Days numbered for undiplomatic ambassador to Bulgaria
The dictionary defines the word 'ambassador' as 'an official envoy of the highest rank accredited to a foreign government or sovereign'. The word is of Germanic origin: 'ambaht' being the Old High German word for 'service'. Well Prague's ambassador to Bulgaria, Mr Ondrej Havlin, seems to have done both the Czech government and their Bulgarian counterparts something of a disservice of late, at least if reports in the media are to believed. Mr Havlin arrived at Prague's imposing Cernin Palace on Friday for a chat with his boss. Rob Cameron reports:
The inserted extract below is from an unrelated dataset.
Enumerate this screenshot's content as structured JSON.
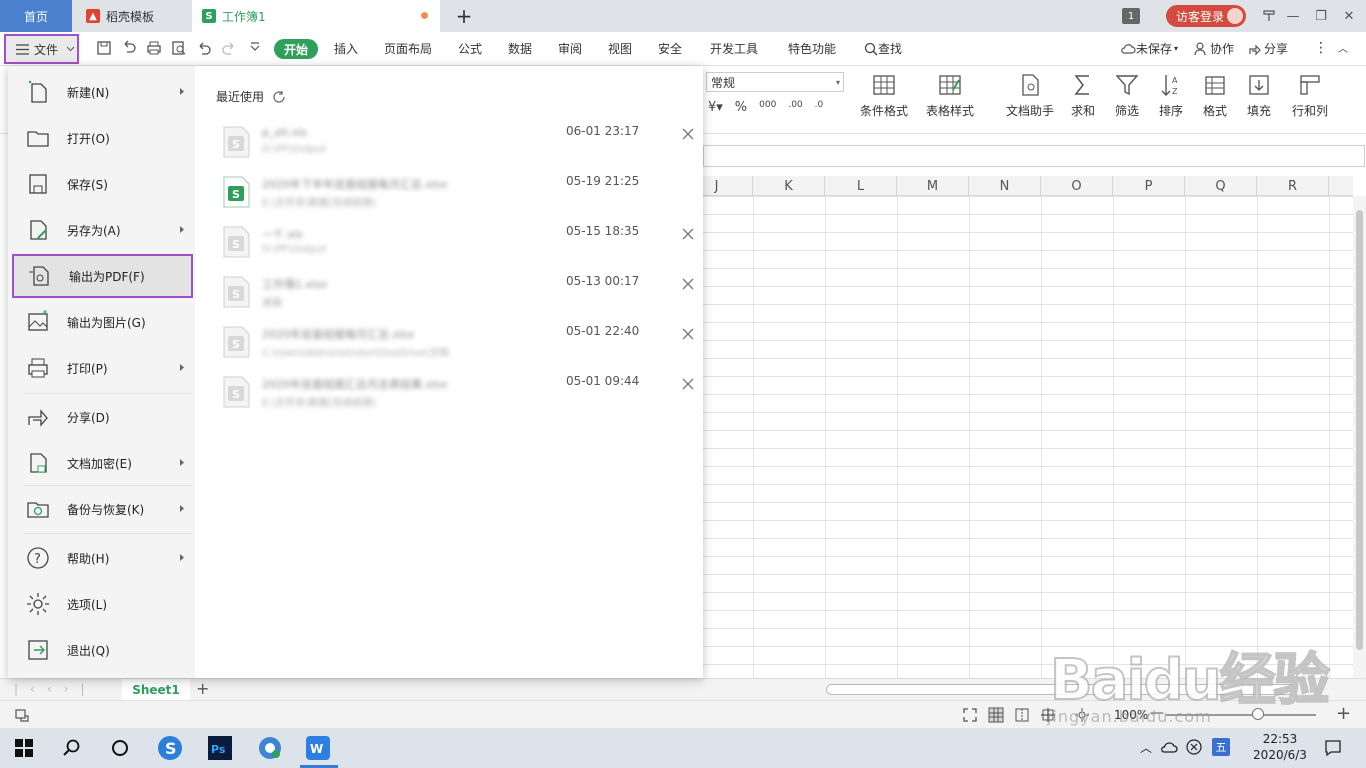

Bulgaria has been scandalised by Mr Havlin's highly undiplomatic choice of words in the last few months. During a recent speech to the Czech Club in Sofia, Ambassador Havlin left Bulgarian officials smarting with comments belittling the country's efforts to join the EU. Mr Havlin was reported as describing the situation in Bulgaria as 'catastrophic' and said the country shouldn't be let in to the Union. The ambassador denies the allegations. But he doesn't deny comments which emerged this week, warning Czech tourists not to travel to Bulgaria because of rampant crime. This seemed to have been the last straw for his boss in Prague, Czech Foreign Minister Jan Kavan.
It's not the first time Mr Havlin's rather unorthodox diplomatic style has raised eyebrows in Sofia. Last year the Bulgarian Interior Ministry accused him of driving over the foot of a Bulgarian border guard: according to reports in the media he raised the barrier himself after getting tired of waiting. Even Mr Havlin's stint in Zagreb as the Czech Ambassador to Croatia wasn't free from controversy: Czech Television claimed he spent some of his time in the post lobbying for a private travel agency.
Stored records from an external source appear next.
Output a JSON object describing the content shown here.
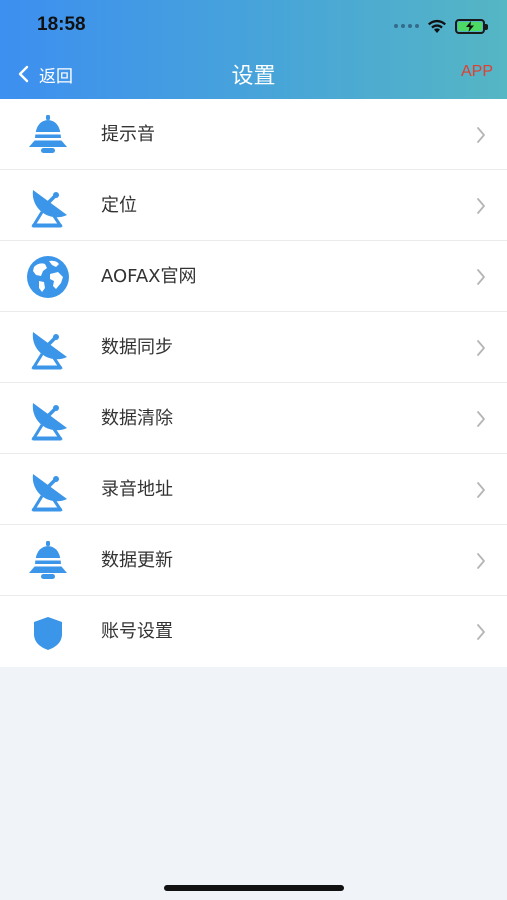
{
  "status_bar": {
    "time": "18:58"
  },
  "nav": {
    "back_label": "返回",
    "title": "设置",
    "right_link": "APP"
  },
  "colors": {
    "accent": "#3d8ff0",
    "icon": "#3b95e8",
    "app_link": "#e23d2e"
  },
  "settings": [
    {
      "label": "提示音",
      "icon": "bell-icon"
    },
    {
      "label": "定位",
      "icon": "satellite-dish-icon"
    },
    {
      "label": "AOFAX官网",
      "icon": "globe-icon"
    },
    {
      "label": "数据同步",
      "icon": "satellite-dish-icon"
    },
    {
      "label": "数据清除",
      "icon": "satellite-dish-icon"
    },
    {
      "label": "录音地址",
      "icon": "satellite-dish-icon"
    },
    {
      "label": "数据更新",
      "icon": "bell-icon"
    },
    {
      "label": "账号设置",
      "icon": "shield-icon"
    }
  ]
}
Czech officials have made it plain this week that Mr Havlin's days in Sofia are numbered. Foreign Minister Jan Kavan was cornered by the Czech News Agency (CTK) on Friday and asked if he'd decided what to do with his man in Sofia. "I decided on Wednesday morning actually. I've informed the prime minister and the president and now the finishing touches are being put to a proposal which will be submitted to the cabinet." And the contents of that proposal, asked CTK? "I think you can work that one out by yourselves," was Mr Kavan's very diplomatic reply.